For more than five decades, the University of West Georgia has recognized the achievements of its superior students. Following tradition, UWG honored students for their hard work and academic achievements at the 55th annual Academic Honors Convocation.
More than 50 UWG students who are set for graduation in May were honored with different awards during the ceremony, which served as the culmination of the Honors College’s third annual Scholars’ Day.
Students from all majors were encouraged to submit presentations and research to present at a conference prior to the ceremony. Works varied in format from oral presentations to performances.
Dr. Janet Donohoe, dean of the Honors College, said Scholars’ Day is an important event to celebrate all the good work UWG students have accomplished, with an undergraduate research conference in the afternoon and the Honors Convocation in the evening.
“The research conference is an invaluable experience for the students because they have the chance to practice their communication skills, get public feedback on their research and have the opportunity to answer questions people have about their research,” Donohoe said. “Then, at Honors Convocation, the best of UWG’s students receive recognition for their hard work.
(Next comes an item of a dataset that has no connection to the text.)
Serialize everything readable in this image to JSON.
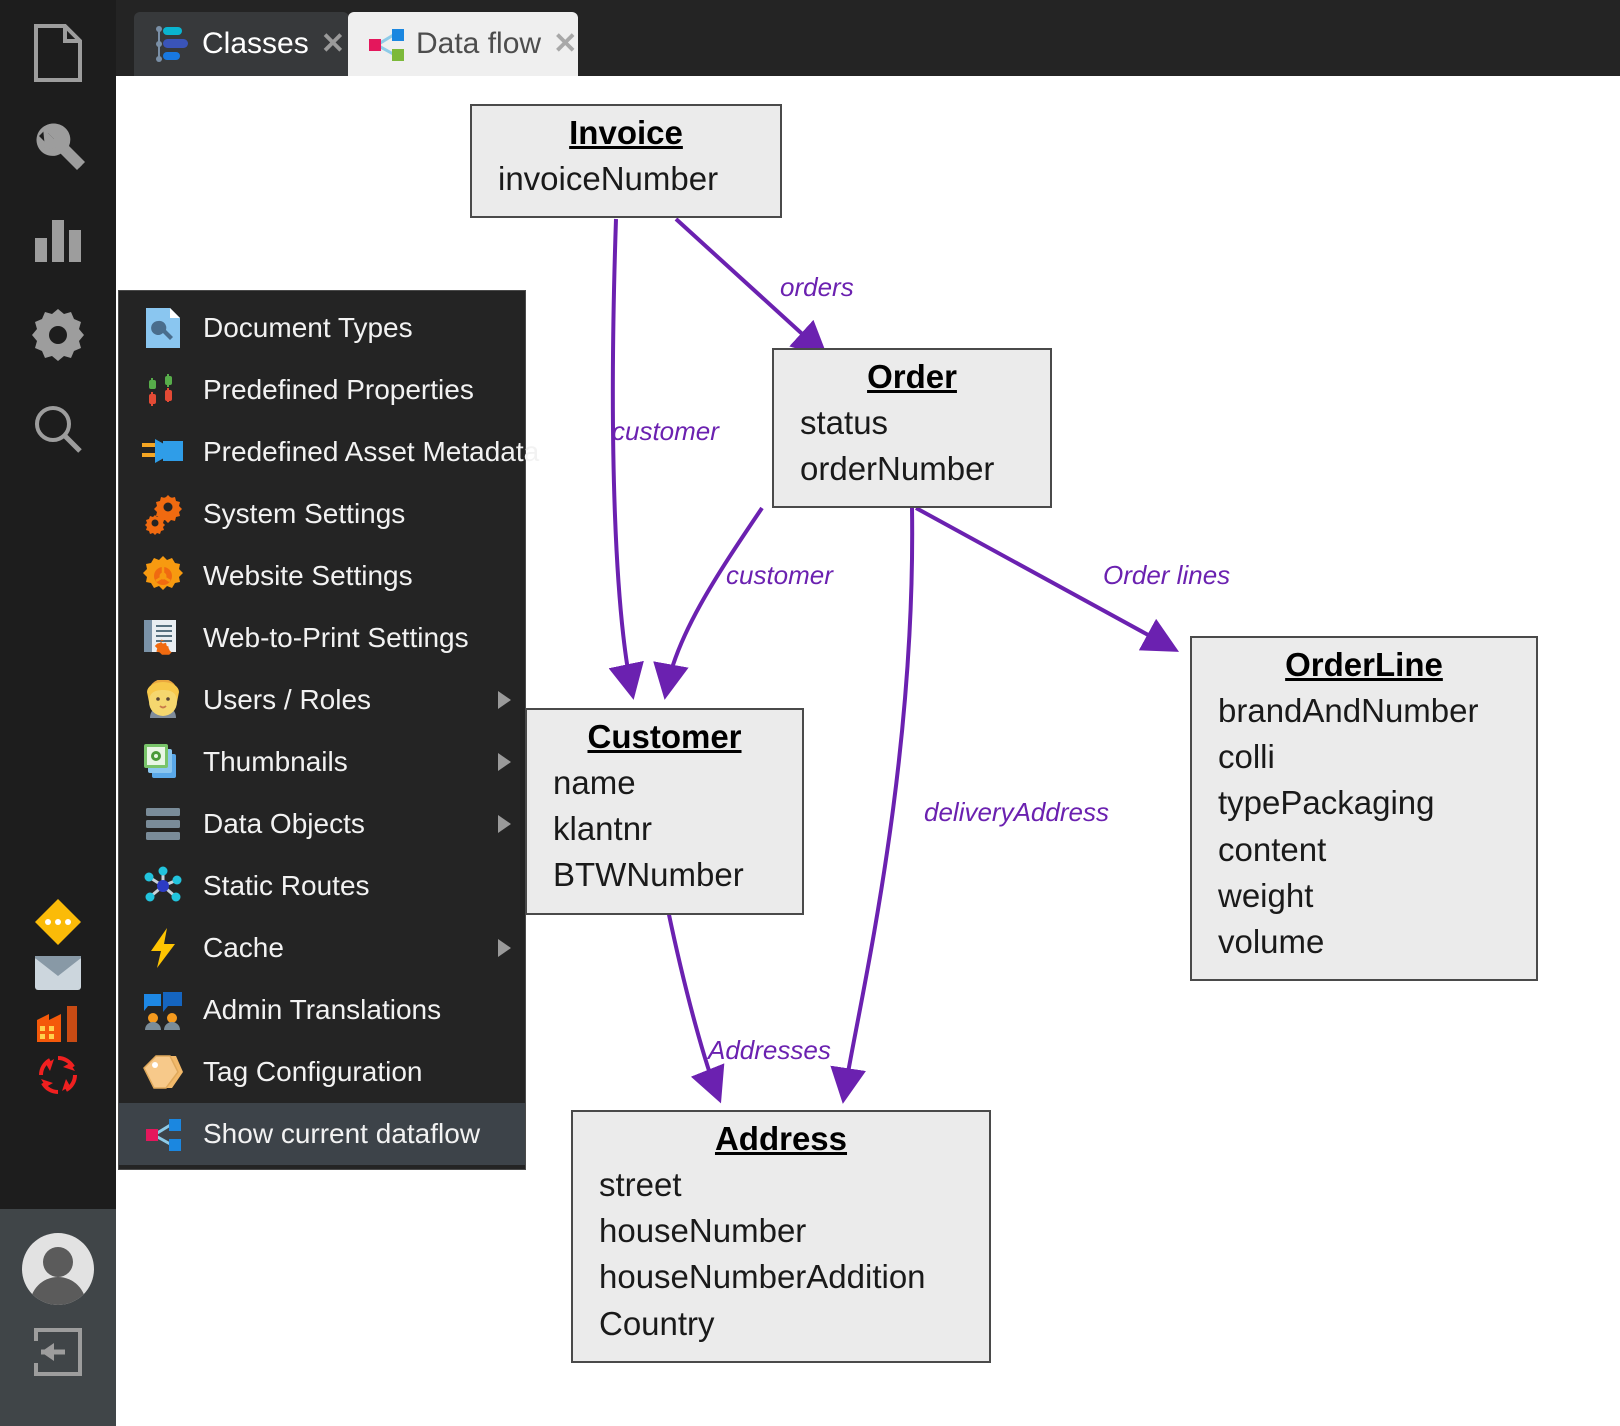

When we are all so busy with school work and paper-writing, it’s important we take a day to recognize the importance of all that work and celebrate the students who are excelling.”
Dr. Micheal Crafton, UWG’s interim president, began the program with a warm welcome, followed by music presentation and theatre performance showcasing talented UWG students.
“The Academic Honors Convocation is the capstone event of a daylong display of outstanding academic work,” Crafton said.
During the afternoon conference, students from all five colleges and the Tanner Health System School of Nursing presented their research for members of the UWG faculty and staff, as well as other students. Students spent months preparing to display their research among peers as well as professionals.
“The conference allows our students and faculty mentors to present their own research,” Crafton continued. “Today we had more than 205 student participants. The work the students and faculty mentors are doing is exceedingly impressive, and I am very proud of their efforts.”